Web page and app entries
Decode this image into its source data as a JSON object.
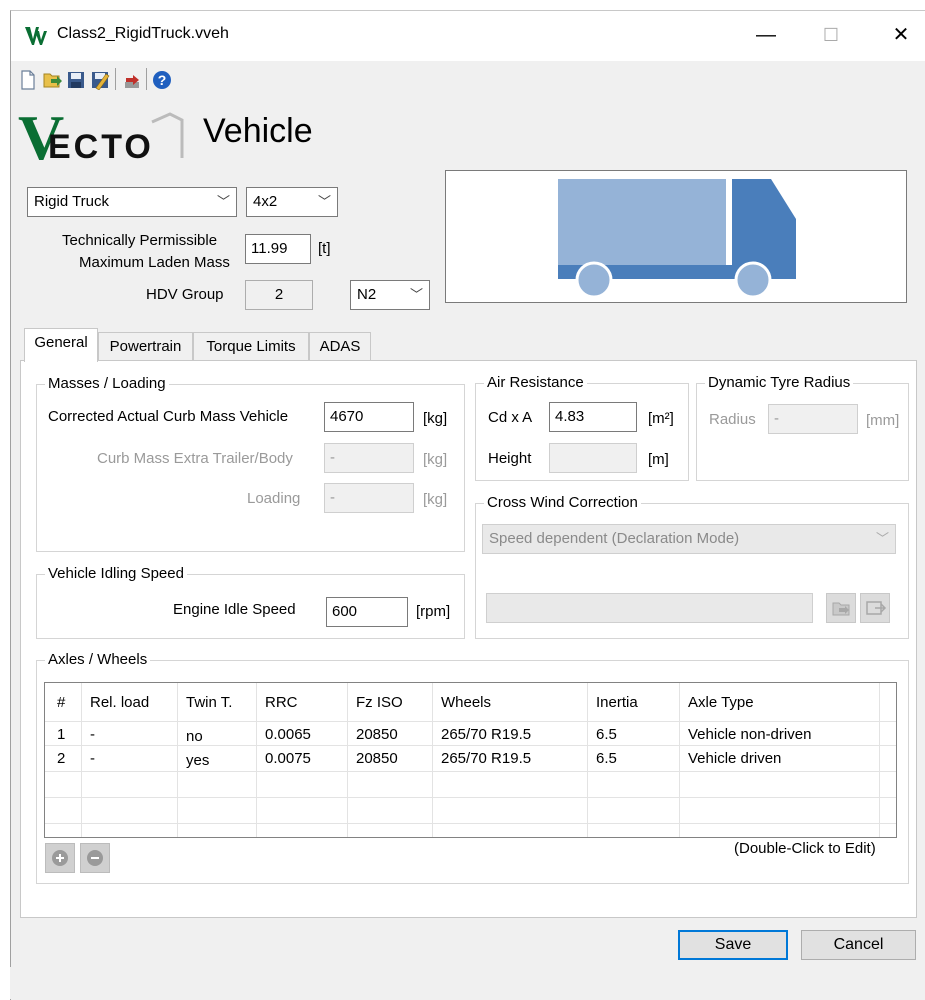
{
  "window": {
    "title": "Class2_RigidTruck.vveh",
    "minimize": "—",
    "maximize": "☐",
    "close": "✕"
  },
  "toolbar": {
    "icons": [
      "new-file-icon",
      "open-file-icon",
      "save-icon",
      "save-as-icon",
      "send-to-job-icon",
      "help-icon"
    ]
  },
  "logo": {
    "v": "V",
    "rest": "ECTO"
  },
  "page": {
    "title": "Vehicle"
  },
  "vehicle": {
    "category": "Rigid Truck",
    "axle_config": "4x2",
    "tpmlm_label_1": "Technically Permissible",
    "tpmlm_label_2": "Maximum Laden Mass",
    "tpmlm_value": "11.99",
    "tpmlm_unit": "[t]",
    "hdv_group_label": "HDV Group",
    "hdv_group_value": "2",
    "vehicle_class": "N2"
  },
  "tabs": [
    "General",
    "Powertrain",
    "Torque Limits",
    "ADAS"
  ],
  "masses": {
    "title": "Masses / Loading",
    "curb_label": "Corrected Actual Curb Mass Vehicle",
    "curb_value": "4670",
    "curb_unit": "[kg]",
    "extra_label": "Curb Mass Extra Trailer/Body",
    "extra_value": "-",
    "extra_unit": "[kg]",
    "loading_label": "Loading",
    "loading_value": "-",
    "loading_unit": "[kg]"
  },
  "idling": {
    "title": "Vehicle Idling Speed",
    "label": "Engine Idle Speed",
    "value": "600",
    "unit": "[rpm]"
  },
  "air": {
    "title": "Air Resistance",
    "cda_label": "Cd x A",
    "cda_value": "4.83",
    "cda_unit": "[m²]",
    "height_label": "Height",
    "height_value": "",
    "height_unit": "[m]"
  },
  "tyre": {
    "title": "Dynamic Tyre Radius",
    "radius_label": "Radius",
    "radius_value": "-",
    "radius_unit": "[mm]"
  },
  "crosswind": {
    "title": "Cross Wind Correction",
    "mode": "Speed dependent (Declaration Mode)",
    "file": ""
  },
  "axles": {
    "title": "Axles / Wheels",
    "columns": [
      "#",
      "Rel. load",
      "Twin T.",
      "RRC",
      "Fz ISO",
      "Wheels",
      "Inertia",
      "Axle Type"
    ],
    "rows": [
      [
        "1",
        "-",
        "no",
        "0.0065",
        "20850",
        "265/70 R19.5",
        "6.5",
        "Vehicle non-driven"
      ],
      [
        "2",
        "-",
        "yes",
        "0.0075",
        "20850",
        "265/70 R19.5",
        "6.5",
        "Vehicle driven"
      ]
    ],
    "hint": "(Double-Click to Edit)"
  },
  "buttons": {
    "save": "Save",
    "cancel": "Cancel"
  },
  "colors": {
    "logo_green": "#0a6e33",
    "truck_cab": "#4a7ebb",
    "truck_body": "#95b3d7",
    "accent": "#0078d7"
  }
}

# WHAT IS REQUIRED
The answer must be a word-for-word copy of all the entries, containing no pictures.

# YOUR SOLUTION
Decode this image into its source data as a JSON object.
{
  "window": {
    "title": "Class2_RigidTruck.vveh",
    "minimize": "—",
    "maximize": "☐",
    "close": "✕"
  },
  "toolbar": {
    "icons": [
      "new-file-icon",
      "open-file-icon",
      "save-icon",
      "save-as-icon",
      "send-to-job-icon",
      "help-icon"
    ]
  },
  "logo": {
    "v": "V",
    "rest": "ECTO"
  },
  "page": {
    "title": "Vehicle"
  },
  "vehicle": {
    "category": "Rigid Truck",
    "axle_config": "4x2",
    "tpmlm_label_1": "Technically Permissible",
    "tpmlm_label_2": "Maximum Laden Mass",
    "tpmlm_value": "11.99",
    "tpmlm_unit": "[t]",
    "hdv_group_label": "HDV Group",
    "hdv_group_value": "2",
    "vehicle_class": "N2"
  },
  "tabs": [
    "General",
    "Powertrain",
    "Torque Limits",
    "ADAS"
  ],
  "masses": {
    "title": "Masses / Loading",
    "curb_label": "Corrected Actual Curb Mass Vehicle",
    "curb_value": "4670",
    "curb_unit": "[kg]",
    "extra_label": "Curb Mass Extra Trailer/Body",
    "extra_value": "-",
    "extra_unit": "[kg]",
    "loading_label": "Loading",
    "loading_value": "-",
    "loading_unit": "[kg]"
  },
  "idling": {
    "title": "Vehicle Idling Speed",
    "label": "Engine Idle Speed",
    "value": "600",
    "unit": "[rpm]"
  },
  "air": {
    "title": "Air Resistance",
    "cda_label": "Cd x A",
    "cda_value": "4.83",
    "cda_unit": "[m²]",
    "height_label": "Height",
    "height_value": "",
    "height_unit": "[m]"
  },
  "tyre": {
    "title": "Dynamic Tyre Radius",
    "radius_label": "Radius",
    "radius_value": "-",
    "radius_unit": "[mm]"
  },
  "crosswind": {
    "title": "Cross Wind Correction",
    "mode": "Speed dependent (Declaration Mode)",
    "file": ""
  },
  "axles": {
    "title": "Axles / Wheels",
    "columns": [
      "#",
      "Rel. load",
      "Twin T.",
      "RRC",
      "Fz ISO",
      "Wheels",
      "Inertia",
      "Axle Type"
    ],
    "rows": [
      [
        "1",
        "-",
        "no",
        "0.0065",
        "20850",
        "265/70 R19.5",
        "6.5",
        "Vehicle non-driven"
      ],
      [
        "2",
        "-",
        "yes",
        "0.0075",
        "20850",
        "265/70 R19.5",
        "6.5",
        "Vehicle driven"
      ]
    ],
    "hint": "(Double-Click to Edit)"
  },
  "buttons": {
    "save": "Save",
    "cancel": "Cancel"
  },
  "colors": {
    "logo_green": "#0a6e33",
    "truck_cab": "#4a7ebb",
    "truck_body": "#95b3d7",
    "accent": "#0078d7"
  }
}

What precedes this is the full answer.